Within the records that follow, restate exactly the lines from the line with "Enumerate this screenshot's" down to the line with "Read all visible content and emit it as JSON.", including both. Omit the pictures.

INPUT =
+-------+
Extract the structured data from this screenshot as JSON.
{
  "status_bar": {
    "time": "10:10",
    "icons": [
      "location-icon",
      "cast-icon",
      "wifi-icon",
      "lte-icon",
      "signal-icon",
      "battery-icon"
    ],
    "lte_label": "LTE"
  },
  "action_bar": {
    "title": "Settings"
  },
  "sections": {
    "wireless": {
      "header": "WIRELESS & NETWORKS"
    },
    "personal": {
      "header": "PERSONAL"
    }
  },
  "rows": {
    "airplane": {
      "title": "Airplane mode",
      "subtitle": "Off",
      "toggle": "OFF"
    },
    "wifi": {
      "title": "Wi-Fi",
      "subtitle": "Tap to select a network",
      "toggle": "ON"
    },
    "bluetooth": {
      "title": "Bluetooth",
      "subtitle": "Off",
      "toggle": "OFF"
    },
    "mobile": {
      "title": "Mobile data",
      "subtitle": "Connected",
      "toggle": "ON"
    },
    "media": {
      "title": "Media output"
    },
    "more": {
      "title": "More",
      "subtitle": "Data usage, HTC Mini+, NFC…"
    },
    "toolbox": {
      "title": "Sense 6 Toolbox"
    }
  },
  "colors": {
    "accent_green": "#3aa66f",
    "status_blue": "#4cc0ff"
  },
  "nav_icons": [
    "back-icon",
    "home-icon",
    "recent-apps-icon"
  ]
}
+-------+
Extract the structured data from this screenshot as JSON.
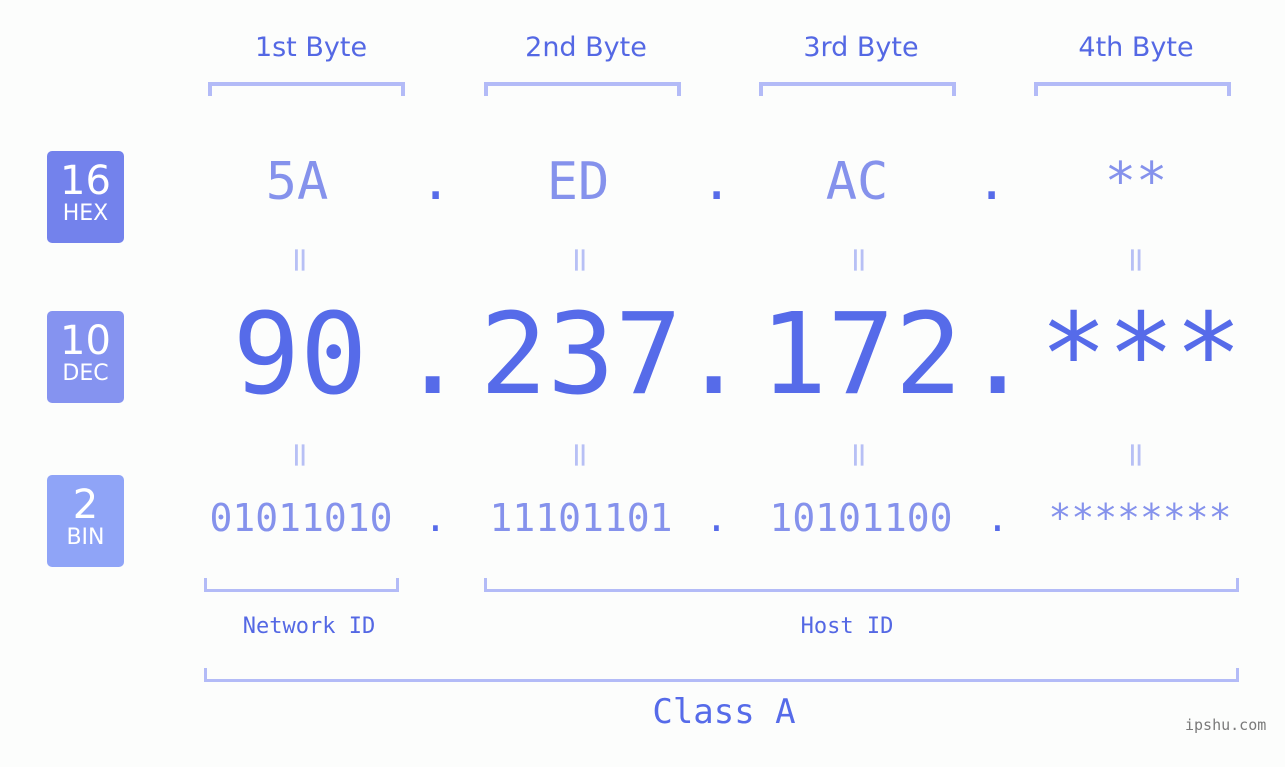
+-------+
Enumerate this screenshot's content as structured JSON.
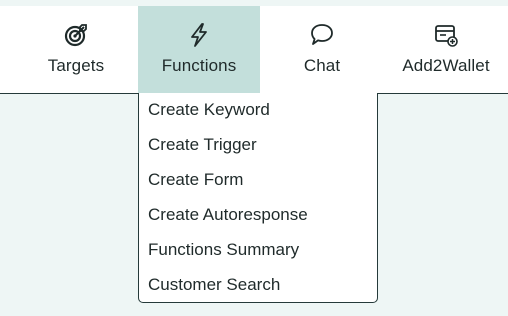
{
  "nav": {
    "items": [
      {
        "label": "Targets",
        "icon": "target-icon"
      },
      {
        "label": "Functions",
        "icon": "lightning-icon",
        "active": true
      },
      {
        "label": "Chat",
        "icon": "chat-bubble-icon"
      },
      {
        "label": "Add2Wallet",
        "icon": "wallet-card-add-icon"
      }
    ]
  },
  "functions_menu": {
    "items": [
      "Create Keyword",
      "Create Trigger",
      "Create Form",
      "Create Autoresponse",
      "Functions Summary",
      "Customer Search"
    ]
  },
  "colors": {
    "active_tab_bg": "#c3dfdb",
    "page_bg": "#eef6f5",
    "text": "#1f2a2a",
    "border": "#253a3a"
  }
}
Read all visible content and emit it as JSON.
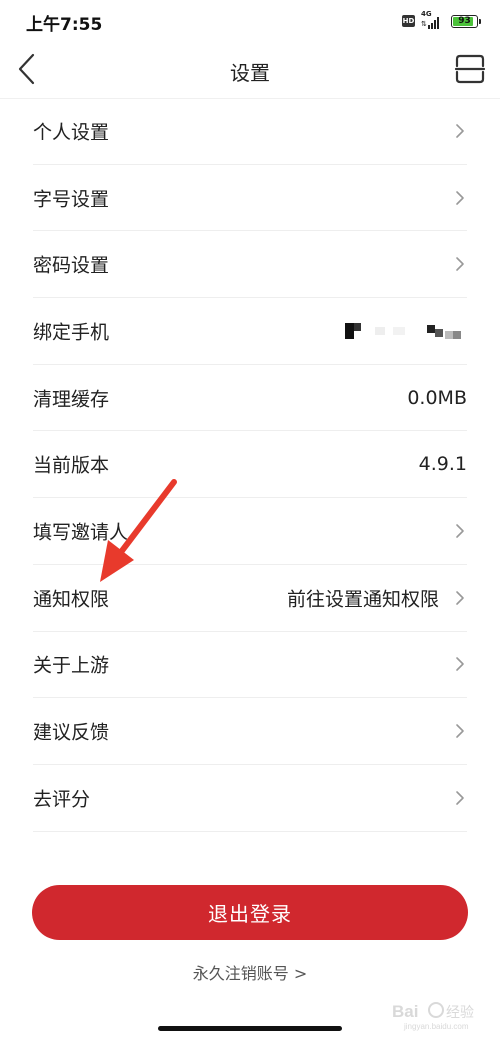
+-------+
PROBLEM SOLUTION =
Enumerate this screenshot's content as structured JSON.
{
  "nav": {
    "items": [
      {
        "label": "Targets",
        "icon": "target-icon"
      },
      {
        "label": "Functions",
        "icon": "lightning-icon",
        "active": true
      },
      {
        "label": "Chat",
        "icon": "chat-bubble-icon"
      },
      {
        "label": "Add2Wallet",
        "icon": "wallet-card-add-icon"
      }
    ]
  },
  "functions_menu": {
    "items": [
      "Create Keyword",
      "Create Trigger",
      "Create Form",
      "Create Autoresponse",
      "Functions Summary",
      "Customer Search"
    ]
  },
  "colors": {
    "active_tab_bg": "#c3dfdb",
    "page_bg": "#eef6f5",
    "text": "#1f2a2a",
    "border": "#253a3a"
  }
}
Read all visible content and emit it as JSON.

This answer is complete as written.